Being an employer is not easy. Many people considering starting a business already think they have a job and then they start to hire staff and realise they need to learn a whole new specialism.

As well as having to be an ace administrator, motivator, diplomat and leader, you also need to have an expertise in employment law.

Anyone who’s had to deal with a unionised workforce will know the potential minefields of staff agreements, consultation, mediation and discrimination.

A growing consideration for more and more companies is the issue of neurodiversity in the workplace and an obligation for employers to recognise conditions such as dyslexia, autism, ADHD and dyspraxia when dealing with staff performance.

These ‘spectrum’ conditions encompass a range of characteristics and, in future, employers will need to become more aware of the different ways in which people with such neurological conditions learn and process information.

ACAS, the conciliation service, has produced a research paper on the subject which identifies  policies and practices that can help employers become more aware of the issue as well as assisting people with these conditions to thrive in the workplace.

Among the report’s findings were several issues of key importance to employers, including:
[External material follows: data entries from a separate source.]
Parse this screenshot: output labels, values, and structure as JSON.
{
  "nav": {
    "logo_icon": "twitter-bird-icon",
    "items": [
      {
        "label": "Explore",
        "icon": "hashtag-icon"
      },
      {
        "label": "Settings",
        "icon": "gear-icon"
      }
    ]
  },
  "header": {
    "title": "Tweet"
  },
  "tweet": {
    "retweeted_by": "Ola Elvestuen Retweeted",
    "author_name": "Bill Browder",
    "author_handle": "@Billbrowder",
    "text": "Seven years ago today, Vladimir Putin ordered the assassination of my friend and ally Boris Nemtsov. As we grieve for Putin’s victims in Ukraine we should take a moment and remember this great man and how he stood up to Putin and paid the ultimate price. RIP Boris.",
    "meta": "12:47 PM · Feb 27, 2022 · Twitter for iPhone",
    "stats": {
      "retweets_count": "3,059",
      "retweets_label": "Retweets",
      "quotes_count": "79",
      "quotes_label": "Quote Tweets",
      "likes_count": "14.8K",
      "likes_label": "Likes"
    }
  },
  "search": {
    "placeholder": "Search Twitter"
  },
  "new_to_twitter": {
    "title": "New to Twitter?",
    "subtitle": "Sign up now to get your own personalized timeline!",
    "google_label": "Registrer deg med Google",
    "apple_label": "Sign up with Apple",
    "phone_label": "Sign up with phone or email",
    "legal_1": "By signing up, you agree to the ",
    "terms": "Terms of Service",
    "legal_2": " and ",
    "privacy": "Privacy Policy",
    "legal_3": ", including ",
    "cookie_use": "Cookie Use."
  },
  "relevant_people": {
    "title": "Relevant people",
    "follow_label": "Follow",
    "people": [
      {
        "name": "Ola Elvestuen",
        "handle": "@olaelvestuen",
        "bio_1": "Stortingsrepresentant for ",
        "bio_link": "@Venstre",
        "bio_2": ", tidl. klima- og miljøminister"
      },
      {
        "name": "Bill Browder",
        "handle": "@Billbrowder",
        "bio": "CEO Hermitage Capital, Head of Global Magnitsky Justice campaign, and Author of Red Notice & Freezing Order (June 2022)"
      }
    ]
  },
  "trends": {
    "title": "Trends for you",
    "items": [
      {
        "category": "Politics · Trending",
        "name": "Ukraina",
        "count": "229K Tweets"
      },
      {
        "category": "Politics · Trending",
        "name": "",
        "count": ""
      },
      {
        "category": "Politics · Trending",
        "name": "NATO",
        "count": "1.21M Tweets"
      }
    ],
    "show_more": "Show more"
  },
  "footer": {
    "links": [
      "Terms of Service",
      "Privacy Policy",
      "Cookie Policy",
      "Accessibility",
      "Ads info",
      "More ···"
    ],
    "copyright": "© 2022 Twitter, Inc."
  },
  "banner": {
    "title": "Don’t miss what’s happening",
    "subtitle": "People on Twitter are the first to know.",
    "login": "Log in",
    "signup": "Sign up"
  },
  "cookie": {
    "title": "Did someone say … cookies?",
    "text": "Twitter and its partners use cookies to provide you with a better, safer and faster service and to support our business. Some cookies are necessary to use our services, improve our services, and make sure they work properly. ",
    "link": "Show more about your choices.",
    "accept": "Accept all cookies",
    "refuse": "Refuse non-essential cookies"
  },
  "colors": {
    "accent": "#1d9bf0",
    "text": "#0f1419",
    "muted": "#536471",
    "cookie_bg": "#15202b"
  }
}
  • Problems with underperformance can arise where managers are not aware of the condition.
  • When dealing with performance issues, employers should be sensitive to and conscious of the extent to which the employee needs guidance.
  • Clear communication is vital, and it should focus on the individual’s strengths as well as areas of weakness.
  • It’s important to foster a working environment where all staff feel accepted and have the chance to play to their strengths.
  • Employers should be careful not to discriminate against neurodiverse candidates during the recruitment process.
  • Greater awareness can help. Employers should be proactive in providing information on neurodiversity for those with neurological conditions as well as for those without.
  • Placing too much emphasis on ‘all-round’ generic competencies can disadvantage staff with neurological conditions who may have highly-specialised skills that could be harnessed differently.
  • Bear in mind that neurological conditions are spectrum conditions and that characteristics will vary, including how individuals cope with the associated characteristics of their condition over time ie an autistic employee will need to have tasks tailored to them that are different to an employee with ADHD.
  • The potential merits of having a neurodiverse workforce should not be overlooked.
  • Positive attributes include creativity, lateral thinking, bringing a ‘different perspective’, development of highly specialised skills and the consistency in tasks once mastered.
  • Employers should consider the benefits of hiring employees with neurological conditions.

For more information, visit: http://www.acas.org.uk/media/pdf/2/m/Neurodiversity_at_work_0916(2).pdf